I was in the States last week and as I was chewing on one of the softest chocolate bars available – a Mars Bar – I felt that all too familiar crunch of a tooth mixed in amongst the creamy goodness. Awesome. There aren’t many things – for me – to beat “that” feeling, but it impacts me more when one is not at home and about to spend a day flying at over 30,000+ feet. In case you didn’t know, high altitude/pressure increases the risks of an internal tooth combustion significantly, and as I already had two high risk teeth for flying, I was rather anxious to add a third. Thankfully, I didn’t have to deal with that eventuality.
Making it home without pain, my lovely husband arranged a dental appointment at my request. The “at my request” addition is important, because in the past I’ve always taken an approach of – if it don’t hurt, sort it out later – well I’ve learnt that later is always too late, and I have three titanium implants to prove it.
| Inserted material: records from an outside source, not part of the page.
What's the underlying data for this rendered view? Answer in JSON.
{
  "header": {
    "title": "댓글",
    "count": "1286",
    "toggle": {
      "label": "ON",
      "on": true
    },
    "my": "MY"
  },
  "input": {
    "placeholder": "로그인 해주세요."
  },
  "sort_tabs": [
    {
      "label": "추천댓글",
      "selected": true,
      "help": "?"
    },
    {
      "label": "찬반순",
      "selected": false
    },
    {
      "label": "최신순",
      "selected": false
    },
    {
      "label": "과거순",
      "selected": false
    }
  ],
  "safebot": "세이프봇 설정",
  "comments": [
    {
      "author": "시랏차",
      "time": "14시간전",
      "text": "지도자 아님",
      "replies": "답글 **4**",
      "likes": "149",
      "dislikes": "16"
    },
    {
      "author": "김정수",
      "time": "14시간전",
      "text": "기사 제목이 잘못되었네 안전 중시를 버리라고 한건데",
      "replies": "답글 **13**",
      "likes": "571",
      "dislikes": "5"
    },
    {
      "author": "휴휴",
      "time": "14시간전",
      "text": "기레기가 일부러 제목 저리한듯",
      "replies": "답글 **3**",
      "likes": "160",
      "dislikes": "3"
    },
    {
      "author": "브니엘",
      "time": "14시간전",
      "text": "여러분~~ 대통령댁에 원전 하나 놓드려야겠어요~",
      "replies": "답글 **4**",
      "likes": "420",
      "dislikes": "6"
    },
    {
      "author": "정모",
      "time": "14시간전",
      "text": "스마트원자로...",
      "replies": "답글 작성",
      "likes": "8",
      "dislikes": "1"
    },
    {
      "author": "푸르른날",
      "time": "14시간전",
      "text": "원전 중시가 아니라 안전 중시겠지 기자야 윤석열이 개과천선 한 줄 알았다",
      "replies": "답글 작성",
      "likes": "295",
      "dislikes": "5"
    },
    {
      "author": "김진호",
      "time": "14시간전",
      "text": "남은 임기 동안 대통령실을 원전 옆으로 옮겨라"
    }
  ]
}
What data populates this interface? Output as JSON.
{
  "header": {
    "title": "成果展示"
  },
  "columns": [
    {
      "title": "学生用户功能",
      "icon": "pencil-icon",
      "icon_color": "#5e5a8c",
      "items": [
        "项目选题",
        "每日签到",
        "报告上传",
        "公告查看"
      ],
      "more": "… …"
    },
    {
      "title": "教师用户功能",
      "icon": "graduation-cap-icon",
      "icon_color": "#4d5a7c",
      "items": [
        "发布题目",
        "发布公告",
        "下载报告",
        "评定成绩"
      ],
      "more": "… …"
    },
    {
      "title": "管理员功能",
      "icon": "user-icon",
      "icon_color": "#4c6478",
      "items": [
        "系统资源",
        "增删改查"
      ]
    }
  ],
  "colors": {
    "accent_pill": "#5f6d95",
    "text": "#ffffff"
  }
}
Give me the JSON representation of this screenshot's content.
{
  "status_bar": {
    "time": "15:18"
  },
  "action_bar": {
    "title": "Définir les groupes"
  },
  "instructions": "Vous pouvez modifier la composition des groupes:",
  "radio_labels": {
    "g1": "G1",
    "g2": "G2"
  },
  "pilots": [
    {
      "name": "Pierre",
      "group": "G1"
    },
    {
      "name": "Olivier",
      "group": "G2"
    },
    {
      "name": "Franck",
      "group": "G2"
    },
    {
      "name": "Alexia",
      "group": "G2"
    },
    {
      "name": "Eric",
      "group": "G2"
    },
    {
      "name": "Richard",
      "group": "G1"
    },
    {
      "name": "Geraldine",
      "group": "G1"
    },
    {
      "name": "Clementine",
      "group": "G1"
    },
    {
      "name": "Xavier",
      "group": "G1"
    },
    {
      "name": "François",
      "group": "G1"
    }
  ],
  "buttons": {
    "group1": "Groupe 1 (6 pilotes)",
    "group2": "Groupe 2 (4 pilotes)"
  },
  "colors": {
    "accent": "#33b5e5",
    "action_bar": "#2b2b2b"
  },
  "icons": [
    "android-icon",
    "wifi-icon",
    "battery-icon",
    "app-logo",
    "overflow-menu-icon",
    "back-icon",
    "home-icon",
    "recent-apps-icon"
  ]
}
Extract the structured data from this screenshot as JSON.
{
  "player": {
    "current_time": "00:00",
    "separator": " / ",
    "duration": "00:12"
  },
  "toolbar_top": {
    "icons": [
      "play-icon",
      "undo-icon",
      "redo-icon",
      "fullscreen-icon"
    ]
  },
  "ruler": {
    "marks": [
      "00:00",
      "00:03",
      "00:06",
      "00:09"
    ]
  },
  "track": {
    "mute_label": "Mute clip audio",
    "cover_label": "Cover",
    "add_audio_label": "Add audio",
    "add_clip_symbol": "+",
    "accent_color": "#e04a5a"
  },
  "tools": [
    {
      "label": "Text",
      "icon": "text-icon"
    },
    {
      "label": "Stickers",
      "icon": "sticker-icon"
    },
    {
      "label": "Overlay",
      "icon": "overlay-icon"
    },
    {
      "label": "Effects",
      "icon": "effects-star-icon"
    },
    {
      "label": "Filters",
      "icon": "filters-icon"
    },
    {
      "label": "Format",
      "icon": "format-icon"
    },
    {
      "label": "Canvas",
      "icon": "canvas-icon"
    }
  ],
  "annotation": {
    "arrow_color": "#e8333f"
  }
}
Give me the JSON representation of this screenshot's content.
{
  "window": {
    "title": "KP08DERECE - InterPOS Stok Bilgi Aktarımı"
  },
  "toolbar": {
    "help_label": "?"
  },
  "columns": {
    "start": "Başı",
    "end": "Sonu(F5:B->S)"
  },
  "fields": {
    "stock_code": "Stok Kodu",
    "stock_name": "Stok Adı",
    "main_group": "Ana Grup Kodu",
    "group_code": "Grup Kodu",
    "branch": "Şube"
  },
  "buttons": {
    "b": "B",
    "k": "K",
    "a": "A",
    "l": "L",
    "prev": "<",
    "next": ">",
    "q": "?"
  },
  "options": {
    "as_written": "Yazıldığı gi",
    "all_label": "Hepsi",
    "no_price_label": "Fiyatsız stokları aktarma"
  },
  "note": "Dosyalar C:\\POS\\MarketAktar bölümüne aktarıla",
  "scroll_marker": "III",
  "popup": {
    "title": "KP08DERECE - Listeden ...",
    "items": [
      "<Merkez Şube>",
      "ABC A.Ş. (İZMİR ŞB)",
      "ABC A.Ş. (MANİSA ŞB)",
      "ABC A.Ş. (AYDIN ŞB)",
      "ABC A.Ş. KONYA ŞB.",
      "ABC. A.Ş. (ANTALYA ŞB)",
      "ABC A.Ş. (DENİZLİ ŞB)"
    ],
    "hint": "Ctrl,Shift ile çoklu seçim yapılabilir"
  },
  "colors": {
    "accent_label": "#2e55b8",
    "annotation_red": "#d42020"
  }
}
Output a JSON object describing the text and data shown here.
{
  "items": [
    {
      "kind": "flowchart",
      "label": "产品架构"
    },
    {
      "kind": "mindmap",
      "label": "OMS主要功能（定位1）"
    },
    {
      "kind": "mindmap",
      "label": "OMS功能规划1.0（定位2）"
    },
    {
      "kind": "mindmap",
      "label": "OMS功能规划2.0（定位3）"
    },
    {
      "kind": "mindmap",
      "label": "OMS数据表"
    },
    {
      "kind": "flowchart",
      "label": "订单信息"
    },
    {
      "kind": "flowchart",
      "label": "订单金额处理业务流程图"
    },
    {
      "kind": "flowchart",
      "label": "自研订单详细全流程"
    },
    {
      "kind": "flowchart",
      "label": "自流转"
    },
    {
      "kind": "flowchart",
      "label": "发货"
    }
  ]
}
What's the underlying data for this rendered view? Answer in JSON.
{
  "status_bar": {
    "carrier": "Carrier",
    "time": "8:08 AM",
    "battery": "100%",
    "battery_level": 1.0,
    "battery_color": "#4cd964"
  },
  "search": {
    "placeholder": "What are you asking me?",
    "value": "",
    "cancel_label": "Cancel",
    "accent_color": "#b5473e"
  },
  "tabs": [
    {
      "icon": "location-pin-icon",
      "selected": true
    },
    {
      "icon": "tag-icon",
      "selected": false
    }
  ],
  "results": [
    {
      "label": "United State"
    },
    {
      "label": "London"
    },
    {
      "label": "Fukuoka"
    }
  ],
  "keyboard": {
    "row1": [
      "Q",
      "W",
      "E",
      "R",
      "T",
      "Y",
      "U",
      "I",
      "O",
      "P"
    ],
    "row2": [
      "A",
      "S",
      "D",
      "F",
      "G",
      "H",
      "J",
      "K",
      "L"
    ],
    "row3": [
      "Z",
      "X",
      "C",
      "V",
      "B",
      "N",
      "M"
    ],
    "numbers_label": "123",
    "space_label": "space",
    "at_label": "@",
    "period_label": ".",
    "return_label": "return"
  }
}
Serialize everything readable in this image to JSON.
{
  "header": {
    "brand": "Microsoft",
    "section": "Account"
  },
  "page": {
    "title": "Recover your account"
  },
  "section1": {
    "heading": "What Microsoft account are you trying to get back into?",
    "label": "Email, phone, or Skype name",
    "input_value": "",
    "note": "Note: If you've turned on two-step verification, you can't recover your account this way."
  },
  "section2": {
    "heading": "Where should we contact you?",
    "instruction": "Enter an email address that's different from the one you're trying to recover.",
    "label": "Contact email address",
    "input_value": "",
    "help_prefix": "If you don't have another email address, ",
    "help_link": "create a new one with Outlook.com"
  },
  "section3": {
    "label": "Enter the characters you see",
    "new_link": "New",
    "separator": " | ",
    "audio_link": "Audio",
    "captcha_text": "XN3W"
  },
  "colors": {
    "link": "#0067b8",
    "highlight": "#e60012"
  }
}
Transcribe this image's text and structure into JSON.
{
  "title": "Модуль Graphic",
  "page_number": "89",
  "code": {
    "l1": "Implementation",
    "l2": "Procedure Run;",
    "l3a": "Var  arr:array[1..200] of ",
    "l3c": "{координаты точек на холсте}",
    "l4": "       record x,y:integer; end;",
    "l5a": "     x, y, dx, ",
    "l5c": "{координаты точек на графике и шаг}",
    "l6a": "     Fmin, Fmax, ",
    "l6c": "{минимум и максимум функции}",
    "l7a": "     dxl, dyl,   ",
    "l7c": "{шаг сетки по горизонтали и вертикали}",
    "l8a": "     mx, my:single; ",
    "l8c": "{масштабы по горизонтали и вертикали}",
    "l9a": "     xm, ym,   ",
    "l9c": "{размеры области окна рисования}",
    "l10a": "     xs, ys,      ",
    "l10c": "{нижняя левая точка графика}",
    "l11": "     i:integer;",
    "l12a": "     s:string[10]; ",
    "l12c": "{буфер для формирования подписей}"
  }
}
Like most people, I don’t like going to the dentist – even though my actual dentist is a top bloke – and the only thing I like about going is I get to watch old episodes of Friends – still makes me giggle. Anyhoo, today we agreed that no numbing was needed (brave huh?), and that is always the preferable approach when returning to the office. As such, it was all smooth sailing, except for one crikey-hit-the-roof-shit-you-got-the-root moment. Otherwise it was all pretty OK as far as dental appointments go, except for all of the cold shit being blasted into my mouth.
You know, I think that’s actually my least favorite bit about the dentist – the cold shit. As you get a wee bit older, your gums start to recede fractionally (or is that just me?), which means the cold blasts actually start to hurt a little bit more. It’s not nice. So having a filling today – no problem. Giving my teeth a quick polish – no problem. Blasts of icy air and water – problem.
At the end I ask my dentist, Brendan – is it absolutely necessary to have cold water and cold air to do the job? I mean could warm water and warm air do the same trick or is there some reason for it being cold dentistically speaking? He looks at me and says why yes, we do need to dry the surface to do the job, but no, there is no reason for it to be cold.
It was a Eureka moment, and perhaps if there’s anyone out there in the dental equipment manufacturing sector reading this, you might be up for making a lot of money if you start designing your equipment with a slightly warmer blast? I’d sure appreciate that.
My appointment finished with a lovely surprise. Because I’ve been such a good and loyal customer (and trust me, I’ve spent a LOT of money with these guys) my appointment was free. How’s that? Never happened before and I’m still in shock.
So anyone else struggle with cold shit at the dentist?
Yours, without the bollocks